Celebrating My Recovery
“[The Church] must be a safe place where we can overcome the fear of revealing what is really going on in our hearts so we can share our struggles.”
I grew up believing in God but didn’t seek Him until I was arrested for a DUI and sent to jail.
After my arrest, I was on the brink of suicide. I was afraid and hurting from the pain of my sexual brokenness, relationships, and addictions born from the trauma of abuse. To make matters worse, most of my friends deserted me and I felt so very alone.

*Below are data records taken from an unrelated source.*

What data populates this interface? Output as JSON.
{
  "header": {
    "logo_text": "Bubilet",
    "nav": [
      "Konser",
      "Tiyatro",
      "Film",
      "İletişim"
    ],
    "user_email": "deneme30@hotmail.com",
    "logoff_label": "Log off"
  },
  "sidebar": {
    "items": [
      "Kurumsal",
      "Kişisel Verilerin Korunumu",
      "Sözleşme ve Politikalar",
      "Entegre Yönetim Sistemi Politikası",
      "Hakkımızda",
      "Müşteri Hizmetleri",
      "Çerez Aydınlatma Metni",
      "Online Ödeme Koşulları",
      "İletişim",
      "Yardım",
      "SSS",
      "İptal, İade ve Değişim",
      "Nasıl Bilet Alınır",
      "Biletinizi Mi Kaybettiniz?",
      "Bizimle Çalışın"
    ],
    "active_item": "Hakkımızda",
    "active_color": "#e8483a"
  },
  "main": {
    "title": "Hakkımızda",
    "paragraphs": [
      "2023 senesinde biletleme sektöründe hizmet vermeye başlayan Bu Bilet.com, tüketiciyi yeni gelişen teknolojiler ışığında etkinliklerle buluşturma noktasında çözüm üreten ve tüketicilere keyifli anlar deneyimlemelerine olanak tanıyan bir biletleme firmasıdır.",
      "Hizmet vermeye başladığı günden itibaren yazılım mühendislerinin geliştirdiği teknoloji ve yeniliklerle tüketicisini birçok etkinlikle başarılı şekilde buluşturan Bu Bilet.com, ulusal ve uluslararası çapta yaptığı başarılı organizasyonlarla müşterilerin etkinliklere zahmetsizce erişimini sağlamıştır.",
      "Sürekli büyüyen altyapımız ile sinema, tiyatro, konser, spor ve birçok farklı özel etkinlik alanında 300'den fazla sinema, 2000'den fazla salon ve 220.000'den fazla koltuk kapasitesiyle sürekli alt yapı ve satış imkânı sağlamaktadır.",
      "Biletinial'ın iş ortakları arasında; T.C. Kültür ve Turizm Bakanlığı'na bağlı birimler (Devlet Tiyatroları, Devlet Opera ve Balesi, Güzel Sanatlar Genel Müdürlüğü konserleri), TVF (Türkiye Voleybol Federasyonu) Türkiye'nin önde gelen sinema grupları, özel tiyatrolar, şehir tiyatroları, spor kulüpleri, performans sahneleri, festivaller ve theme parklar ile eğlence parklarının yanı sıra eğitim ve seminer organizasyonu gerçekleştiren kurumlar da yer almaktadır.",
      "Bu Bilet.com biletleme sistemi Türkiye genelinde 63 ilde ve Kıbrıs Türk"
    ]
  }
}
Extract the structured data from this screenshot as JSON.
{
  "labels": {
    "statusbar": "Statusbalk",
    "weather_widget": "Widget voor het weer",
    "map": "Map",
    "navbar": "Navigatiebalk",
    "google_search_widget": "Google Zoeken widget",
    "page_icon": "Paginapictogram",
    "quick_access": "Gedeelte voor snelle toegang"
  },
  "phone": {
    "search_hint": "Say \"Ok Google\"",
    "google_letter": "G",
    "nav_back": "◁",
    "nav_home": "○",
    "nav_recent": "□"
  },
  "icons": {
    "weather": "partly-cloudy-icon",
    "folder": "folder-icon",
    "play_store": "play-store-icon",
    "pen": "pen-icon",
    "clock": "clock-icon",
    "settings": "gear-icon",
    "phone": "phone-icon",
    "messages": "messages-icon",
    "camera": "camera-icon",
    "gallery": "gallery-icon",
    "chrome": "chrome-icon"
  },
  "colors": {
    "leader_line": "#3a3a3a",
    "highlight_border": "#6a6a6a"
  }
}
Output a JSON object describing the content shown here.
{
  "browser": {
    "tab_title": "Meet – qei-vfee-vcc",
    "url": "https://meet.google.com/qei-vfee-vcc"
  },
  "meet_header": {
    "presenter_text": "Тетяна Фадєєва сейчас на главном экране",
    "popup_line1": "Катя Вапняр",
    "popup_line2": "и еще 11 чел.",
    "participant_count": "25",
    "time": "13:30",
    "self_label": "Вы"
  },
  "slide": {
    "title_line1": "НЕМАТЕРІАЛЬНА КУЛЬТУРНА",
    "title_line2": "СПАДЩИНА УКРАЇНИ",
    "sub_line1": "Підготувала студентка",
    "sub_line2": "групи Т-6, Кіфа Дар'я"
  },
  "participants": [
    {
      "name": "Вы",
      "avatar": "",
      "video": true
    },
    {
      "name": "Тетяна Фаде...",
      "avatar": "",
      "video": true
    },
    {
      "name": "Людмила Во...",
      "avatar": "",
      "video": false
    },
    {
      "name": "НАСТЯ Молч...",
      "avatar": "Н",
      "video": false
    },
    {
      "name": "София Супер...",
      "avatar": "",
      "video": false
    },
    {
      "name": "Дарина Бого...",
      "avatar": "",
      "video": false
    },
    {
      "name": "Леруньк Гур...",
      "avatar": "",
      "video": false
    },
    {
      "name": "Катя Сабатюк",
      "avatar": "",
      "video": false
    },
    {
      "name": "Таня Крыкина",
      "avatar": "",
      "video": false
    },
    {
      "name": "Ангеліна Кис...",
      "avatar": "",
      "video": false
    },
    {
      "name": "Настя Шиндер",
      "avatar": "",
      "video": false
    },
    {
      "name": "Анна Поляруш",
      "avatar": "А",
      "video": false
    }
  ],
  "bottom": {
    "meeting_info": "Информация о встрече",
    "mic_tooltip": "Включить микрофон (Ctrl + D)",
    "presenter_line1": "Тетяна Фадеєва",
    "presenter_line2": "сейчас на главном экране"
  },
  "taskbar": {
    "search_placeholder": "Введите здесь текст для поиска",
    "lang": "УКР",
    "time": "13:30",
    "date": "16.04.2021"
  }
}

After I cried out to God for help, I soon read a story about a woman who’d been convicted of a DUI and came out the other side. I reached out to the woman and she reached back to pour God’s love into me. She prayed for me and told me about Celebrate Recovery, a Christ-centered, 12 step recovery program for those struggling with hurt, pain, or addiction.
Because God healed me from the inside out, today I serve as a Celebrate Recovery leader who helps others overcome.
How thankful I am that God healed me, a former addict, victim of abuse, and person who formerly identified as a gay woman, to become an overcomer in Christ.
He touched my heart and now I live for Him daily. My church was a big part of my transformation. It is a loving place with a mission to help people become disciples of Christ.
The pastors and leaders greet me with lovingkindness and compassion. They’ve supported me on my journey of God’s radical transformation as well as my advocacy work as a Justice Ambassador through Prison Fellowship. My church has shown me the genuine love of God through their support and prayers.
Finding Christian friends has had its own healing effect. I’ve discovered that you become more like those with whom you surround yourself.
It makes such a difference to be in a healthy community; to edify, encourage, and to pray for one other. My friendships have enabled me to be more effective in my calling and service to God.
If you are interested in helping your church become a place where others can heal, the first thing you must do is to allow the presence of the Holy Spirit. Second, the church must give members the opportunity to share what God has done in their lives.
We must be a safe place where we can overcome the fear of revealing what is really going on in our hearts so we can share our struggles with issues like sexual identity, addictions, and abuse.
We should be a place where we can bear our burdens, heart, and soul and have those difficult conversations in love, truth, and grace.
We must remember that Christ first loved us despite who we once were. Jesus came to live and die for everyone, welcoming all to purchase their freedom through His blood. He did not come for the righteous, but for those who are sick, lost, hurting, and broken. He came for the outcast and sinners in need of a Savior. He told them to “come follow Me.”
We need to let God’s love shine in us even brighter than what the world thinks love should look like. Jesus called us to be disciples who make disciples who are radically committed to His unconventional ways. We need to present the gospel in a way that reflects God’s heart so that others will be drawn to the good news of His love and forgiveness.